posted on Jan, 11 2013 @ 05:34 PM
reply to post by Agarta
That is a very interesting article that I have not seen before, right now I am just about to head off to bed, so I am sorry if this post is not a
detailed as you would like.
The services office that your article talks about was actually called Maktab al-khidamat (MAK) (i think that is the correct spelling) anyway this
group was led by Abdulla Azzam they had offices in America and Bin Laden was a senior member that is true. What is also true however is that MAK was

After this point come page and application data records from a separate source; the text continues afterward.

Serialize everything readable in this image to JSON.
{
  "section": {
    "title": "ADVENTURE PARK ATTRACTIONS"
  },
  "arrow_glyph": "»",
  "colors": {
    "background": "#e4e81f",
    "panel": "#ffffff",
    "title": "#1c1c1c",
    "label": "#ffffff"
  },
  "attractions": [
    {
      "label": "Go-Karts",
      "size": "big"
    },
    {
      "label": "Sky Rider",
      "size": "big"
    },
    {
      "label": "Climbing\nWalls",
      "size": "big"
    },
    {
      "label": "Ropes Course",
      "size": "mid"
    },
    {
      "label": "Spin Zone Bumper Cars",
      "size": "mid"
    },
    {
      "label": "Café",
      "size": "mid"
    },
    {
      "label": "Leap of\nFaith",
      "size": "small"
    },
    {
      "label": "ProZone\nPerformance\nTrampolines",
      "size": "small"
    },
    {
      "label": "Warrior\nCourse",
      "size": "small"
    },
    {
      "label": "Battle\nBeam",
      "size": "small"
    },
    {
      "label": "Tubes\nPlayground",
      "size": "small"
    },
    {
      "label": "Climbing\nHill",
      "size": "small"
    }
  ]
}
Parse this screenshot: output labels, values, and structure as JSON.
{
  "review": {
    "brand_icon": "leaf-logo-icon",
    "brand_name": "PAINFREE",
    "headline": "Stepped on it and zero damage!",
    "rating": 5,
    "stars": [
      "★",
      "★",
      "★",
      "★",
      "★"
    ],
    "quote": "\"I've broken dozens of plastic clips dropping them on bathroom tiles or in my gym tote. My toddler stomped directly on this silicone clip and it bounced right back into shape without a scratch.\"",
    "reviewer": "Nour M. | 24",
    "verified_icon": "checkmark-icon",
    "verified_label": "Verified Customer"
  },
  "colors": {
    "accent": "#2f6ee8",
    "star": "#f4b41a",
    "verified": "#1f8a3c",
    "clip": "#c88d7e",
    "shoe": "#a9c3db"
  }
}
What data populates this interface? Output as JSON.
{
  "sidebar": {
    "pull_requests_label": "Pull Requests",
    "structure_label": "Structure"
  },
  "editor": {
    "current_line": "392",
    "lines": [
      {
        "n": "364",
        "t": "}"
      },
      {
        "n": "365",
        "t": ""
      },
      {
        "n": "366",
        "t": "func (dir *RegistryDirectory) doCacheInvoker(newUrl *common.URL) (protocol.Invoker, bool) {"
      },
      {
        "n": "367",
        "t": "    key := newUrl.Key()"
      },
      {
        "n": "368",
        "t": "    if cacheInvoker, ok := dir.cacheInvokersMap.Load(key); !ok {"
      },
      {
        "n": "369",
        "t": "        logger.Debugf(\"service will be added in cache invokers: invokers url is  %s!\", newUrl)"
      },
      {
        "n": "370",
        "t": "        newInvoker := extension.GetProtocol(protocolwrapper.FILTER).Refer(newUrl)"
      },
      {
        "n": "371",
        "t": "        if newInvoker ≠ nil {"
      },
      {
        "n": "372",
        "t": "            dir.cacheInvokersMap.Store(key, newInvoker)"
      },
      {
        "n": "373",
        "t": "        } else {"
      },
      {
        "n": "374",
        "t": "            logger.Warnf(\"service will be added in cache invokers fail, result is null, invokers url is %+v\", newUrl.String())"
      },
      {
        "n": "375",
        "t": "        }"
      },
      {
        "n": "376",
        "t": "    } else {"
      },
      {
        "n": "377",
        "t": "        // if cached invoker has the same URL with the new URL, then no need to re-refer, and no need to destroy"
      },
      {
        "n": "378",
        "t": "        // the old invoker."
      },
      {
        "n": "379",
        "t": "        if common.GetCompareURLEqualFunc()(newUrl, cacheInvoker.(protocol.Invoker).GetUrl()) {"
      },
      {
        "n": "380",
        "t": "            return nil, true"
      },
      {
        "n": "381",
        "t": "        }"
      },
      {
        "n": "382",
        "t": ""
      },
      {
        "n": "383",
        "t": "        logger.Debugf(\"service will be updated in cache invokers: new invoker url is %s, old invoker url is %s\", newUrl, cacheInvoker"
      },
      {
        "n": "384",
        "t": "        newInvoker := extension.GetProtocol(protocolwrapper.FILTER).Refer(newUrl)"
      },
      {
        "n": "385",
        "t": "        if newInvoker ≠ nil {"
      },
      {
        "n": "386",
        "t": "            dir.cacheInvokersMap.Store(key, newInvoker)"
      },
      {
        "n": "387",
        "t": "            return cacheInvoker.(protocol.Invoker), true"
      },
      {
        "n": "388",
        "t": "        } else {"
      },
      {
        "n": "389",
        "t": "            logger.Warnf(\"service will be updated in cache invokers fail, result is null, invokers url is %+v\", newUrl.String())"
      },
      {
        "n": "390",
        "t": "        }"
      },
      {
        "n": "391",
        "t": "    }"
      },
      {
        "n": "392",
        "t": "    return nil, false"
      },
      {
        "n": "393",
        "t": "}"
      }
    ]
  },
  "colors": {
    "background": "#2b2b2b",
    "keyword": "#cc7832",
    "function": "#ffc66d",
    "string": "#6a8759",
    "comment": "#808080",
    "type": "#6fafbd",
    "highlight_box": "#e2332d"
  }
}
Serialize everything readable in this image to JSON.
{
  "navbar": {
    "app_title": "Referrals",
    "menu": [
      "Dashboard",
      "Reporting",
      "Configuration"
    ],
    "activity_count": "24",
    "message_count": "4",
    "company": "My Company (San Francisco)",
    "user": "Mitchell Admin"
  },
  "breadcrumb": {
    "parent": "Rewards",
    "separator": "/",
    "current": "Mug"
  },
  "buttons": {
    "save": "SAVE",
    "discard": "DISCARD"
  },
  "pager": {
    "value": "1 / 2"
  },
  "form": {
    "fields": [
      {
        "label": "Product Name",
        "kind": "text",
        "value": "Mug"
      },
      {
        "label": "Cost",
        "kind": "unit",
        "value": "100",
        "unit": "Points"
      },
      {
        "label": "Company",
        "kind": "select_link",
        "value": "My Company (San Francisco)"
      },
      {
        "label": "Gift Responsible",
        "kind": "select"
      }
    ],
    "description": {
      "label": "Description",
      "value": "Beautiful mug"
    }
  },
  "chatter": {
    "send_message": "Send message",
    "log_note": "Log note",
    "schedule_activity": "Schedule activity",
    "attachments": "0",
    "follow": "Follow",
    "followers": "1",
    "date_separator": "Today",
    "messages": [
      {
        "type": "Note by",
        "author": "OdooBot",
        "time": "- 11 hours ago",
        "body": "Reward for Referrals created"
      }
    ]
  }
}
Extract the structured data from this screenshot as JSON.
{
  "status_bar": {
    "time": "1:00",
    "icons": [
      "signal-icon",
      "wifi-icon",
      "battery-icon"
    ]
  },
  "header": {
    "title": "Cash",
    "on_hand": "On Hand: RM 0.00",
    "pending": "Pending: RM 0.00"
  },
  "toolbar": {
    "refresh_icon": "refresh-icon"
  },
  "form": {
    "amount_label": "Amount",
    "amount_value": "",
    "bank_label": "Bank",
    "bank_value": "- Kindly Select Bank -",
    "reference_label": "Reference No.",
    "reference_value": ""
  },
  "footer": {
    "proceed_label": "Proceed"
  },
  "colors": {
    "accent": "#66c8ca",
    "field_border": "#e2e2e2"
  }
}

not really that much of a big deal, the CIA where going after the big players in Afghanistan. Under operation Claymore the CIA provided Arms and
finance to Pakistani ISI to be distributed to the Afghan Mujahedeen, MAK was part of the Arab Mujahedeen and that was the responsibly of
Saudi-Arabia it is lickly that Azzam did have a connection to the CIA but through GID. America actually did not really have a very “hands on”
approach in Afghanistan it was more complex, I would not be surprised if Azzam was in contact with the CIA.
But MAK was a group created by Abdulla Azzam to funnel Arab Mujahedeen into Afghanistan. They were different to Al-Qa’ida in that they have very
different objectives they were not the same group it’s not strictly speaking true to say that Al-Qa’ida evolved from MAK, it’s a half-truth in a
way. MAK provided the launch of Al-Qa’ida but it did not turn into Al-Qa’ida if you like. It’s exactly like what your CRF article says “Bin
Laden wanted these fighters to continue the holy war beyond Afghanistan” he and Azzam where in disagreement over this and some have speculated that
as a result of this Bin Laden may have been the one responsible for the assassination of Azzam (this has never been confirmed).
From personal experience I can tell you that if you want a working knowledge of Al-Qa’ida then the media is ok but if you want the more in-depth
stuff then you really need to study it. I don’t a few extra modules at university which covered some of it and that helped but the best way is to
pick up a good old fashioned book. If you are interested in the relationship between the CIA and Al-Qa’ida then I would encourage you to read
“Ghost Wars by Steve Coll”.
Any questions please feel free to send me a U2U